I have to admit I wasn’t all aboard the whole “craft distilling” boat when I heard that we were bringing the likes of Corsair, Balcones, and Redemption into the UK for the first time, but after two public appearances of these whiskies in the span of a few weeks I am beginning to believe that I need to start taking the craft distilling movement more seriously.
America has always been know for its great wine regions (California, Oregon, New York) and also its craft brewing, where there are over 2,000 micro-breweries spread out over 45 states, but micro-distilling seems to take a back seat for the last decade or so, until now. There are around 300 craft distilleries in the U.S.A at the moment, up from 50 back in 2005, and according to Michael Kinstlick, CEO of Coppersea Distilling, this number could swell to over 1000 in the next decade.
Why is craft distilling so popular all of sudden? You can attribute some of this to the growing popularity of Bourbon and Rye globally, the demand for high quality, hand-crafted spirits from both the consumer and the on-trade, and the fact that the recent relaxing of state laws in America has made it easier for interested parties to set up distilleries. This isn’t always necessarily a good thing as there are a number of whiskies that are being released out in the market that are absolutely vile, but we are seeing some amazing spirits being released as well and finally they are getting the chance to grow in markets such as the UK.
Which brings to me to the reason I am writing this in the first place! I recently had the privilege of gathering with some very special guests to unveil the whiskies of Balcones Distillery. I had a little experience with Balcones when pouring them at The Whisky Show this year, and it was well received by a good number of people, but this time I really wanted to dive in and get to know the distillery and the whiskies even more.
Balcones was first brought to life in 2008 by President and Distiller Chip Tate, in Waco, Texas. If anybody is familiar with the state of Texas then they will know the expression “Everything is bigger in Texas”, from the sheer size and population to the sports stadiums, but Balcones is bucking that trend with their the still operation that barely produces 1,00o liters of spirit, but what quality spirit it is! This is what true craft distilling is all about as everything at Balcones was hand-crafted from the ground up by Chip and his crew and it has become the first distillery in Texas since prohibition making whiskey legally. It has also claimed another first in that it is the only distillery making whisky from a roasted Blue Corn called Atole, which is used in their Baby Blue and True Blue expressions.
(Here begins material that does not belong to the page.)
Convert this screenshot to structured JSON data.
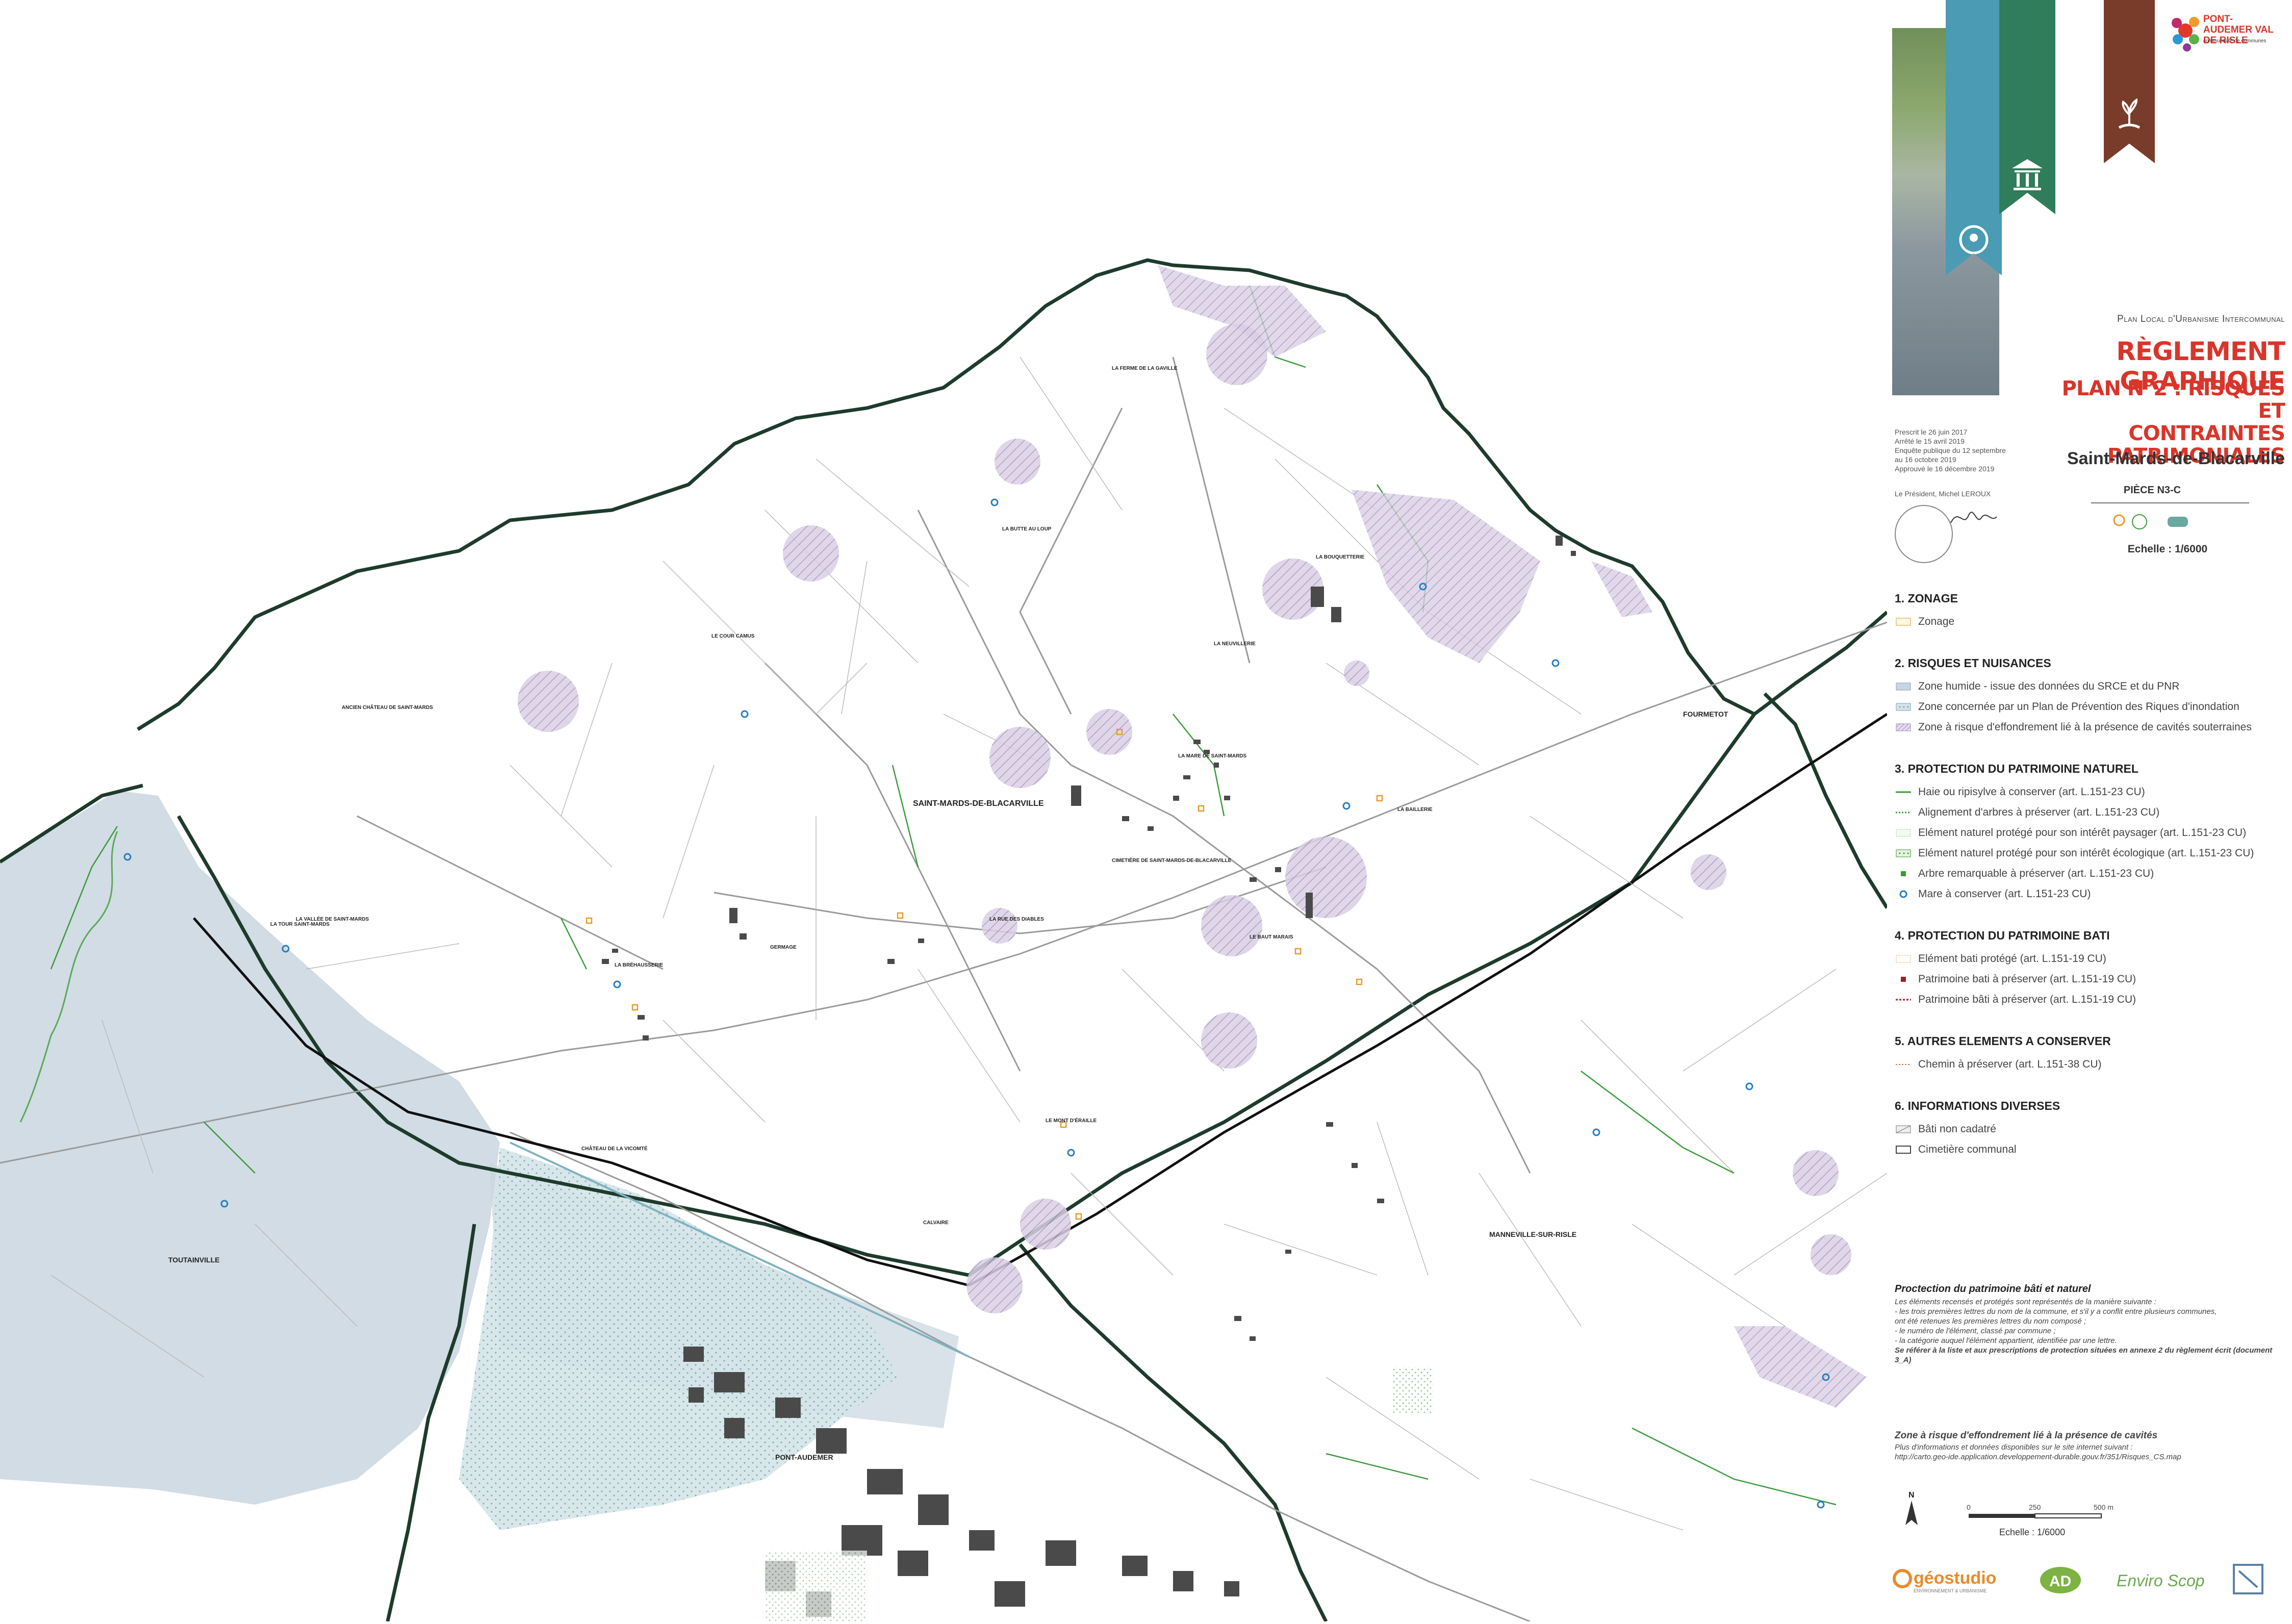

The name Balcones actually comes from the Balcones fault zone that runs from Southwestern Texas through the North Central region, including Waco. This zone has been claimed to contain the Ouachita Mountains that were formed 300 million years ago during a continental collision. Millions of years of erosion have left the remnants of this mountain range buried some 2,000-3,00o feet deep in the earth and as recently as September an earthquake had registered a 3.4 on the Richter scale. The story of Balcones distillery is just one of many being forged in America, where passionate, imaginative, and creative people are crafting some fantastic stuff.
The current Balcones portfolio consists of five expressions: Baby Blue and True Blue made from roasted blue corn; Texas Single Malt made from Golden Promise imported from Aberdeen, Scotland; Brimstone, using Texas Scrub Oak to infuse smoke into the new make spirit; and Rumble, which is an unusual spirit distilled from Texas wildflower honey, mission figs, and turbinado sugar.
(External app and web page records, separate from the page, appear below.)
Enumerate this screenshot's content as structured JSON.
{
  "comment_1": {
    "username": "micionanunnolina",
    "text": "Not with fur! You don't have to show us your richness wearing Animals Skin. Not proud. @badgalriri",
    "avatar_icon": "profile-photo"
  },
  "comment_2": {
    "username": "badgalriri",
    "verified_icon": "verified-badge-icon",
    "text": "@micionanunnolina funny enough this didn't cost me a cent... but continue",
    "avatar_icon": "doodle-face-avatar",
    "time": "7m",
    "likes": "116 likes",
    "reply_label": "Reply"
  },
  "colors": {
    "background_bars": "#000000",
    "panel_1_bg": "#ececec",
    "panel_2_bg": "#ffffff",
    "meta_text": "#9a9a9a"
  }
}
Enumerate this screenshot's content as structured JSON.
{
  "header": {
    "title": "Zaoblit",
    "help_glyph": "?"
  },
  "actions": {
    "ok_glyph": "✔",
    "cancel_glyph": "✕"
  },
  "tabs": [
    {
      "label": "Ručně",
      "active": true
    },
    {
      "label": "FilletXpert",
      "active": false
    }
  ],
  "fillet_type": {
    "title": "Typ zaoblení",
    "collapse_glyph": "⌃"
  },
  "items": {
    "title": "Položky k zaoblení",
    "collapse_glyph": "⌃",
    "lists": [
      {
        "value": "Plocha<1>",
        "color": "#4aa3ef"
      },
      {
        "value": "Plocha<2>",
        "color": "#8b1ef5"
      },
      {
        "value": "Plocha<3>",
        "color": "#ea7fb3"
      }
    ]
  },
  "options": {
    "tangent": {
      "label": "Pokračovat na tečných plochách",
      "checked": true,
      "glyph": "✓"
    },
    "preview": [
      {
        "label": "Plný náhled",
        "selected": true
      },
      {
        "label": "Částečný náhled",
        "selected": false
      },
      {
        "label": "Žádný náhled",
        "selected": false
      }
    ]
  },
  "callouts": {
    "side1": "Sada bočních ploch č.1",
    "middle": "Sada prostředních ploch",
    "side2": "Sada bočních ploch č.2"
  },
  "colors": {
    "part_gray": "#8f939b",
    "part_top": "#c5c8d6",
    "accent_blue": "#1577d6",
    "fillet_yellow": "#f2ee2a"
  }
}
Chip and his team are double distilling in copper pot stills, and using a mix of new charred American oak and European oak to mature the spirit in. Their casks range in sizes from 20 liters to 220 liters and are stored in a 60,000 square foot facility that will eventually be Balcones new home, and rumor has it that Chip is building bigger stills to accommodate the growing demand of his whiskies. It looks like the sky is the limit for this little gem from Waco.
Color: Old Gold with Amber highlights
Nose: Vanilla and caramel sweetness, almond extract, some underlying spice, buttered toast
Palate: Slightly oily entry, caramel, some woody notes, cinnamon and cloves
Finish: Surprisingly long and warming with spices re-surfacing
Nose: Rich, chocolate ganache, roasted coffee beans, a sawdust note, dried fruits
Palate: Big and bold entry, toffee, allspice, some polished oak notes, drying through the mid-palate
Finish: Again, surprisingly long, a sweet and sour note, and possibly some liquorice?
Color: Amber with reddish hues
Nose: Orchard fruits, a smoky note, sugared walnuts
Palate: A nice fruity, sweet entry, ripe pears, but with that classic drying sherry note through the mid-palate, chocolate-covered raisins
Finish: Big spice and oak, lengthy finish. The use of different cask sizes and mixing the types of oak gives this whisky very big complexity
Nose: Campfires and Smokehouses, a salty twang, a caramel sweetness emerges underneath the smoke
Palate: Sweet smoke, a vegetal note appears, pepper and spice
Finish: Quite lengthy again and somewhat hot and spicy with the sweetness struggling to come through at the end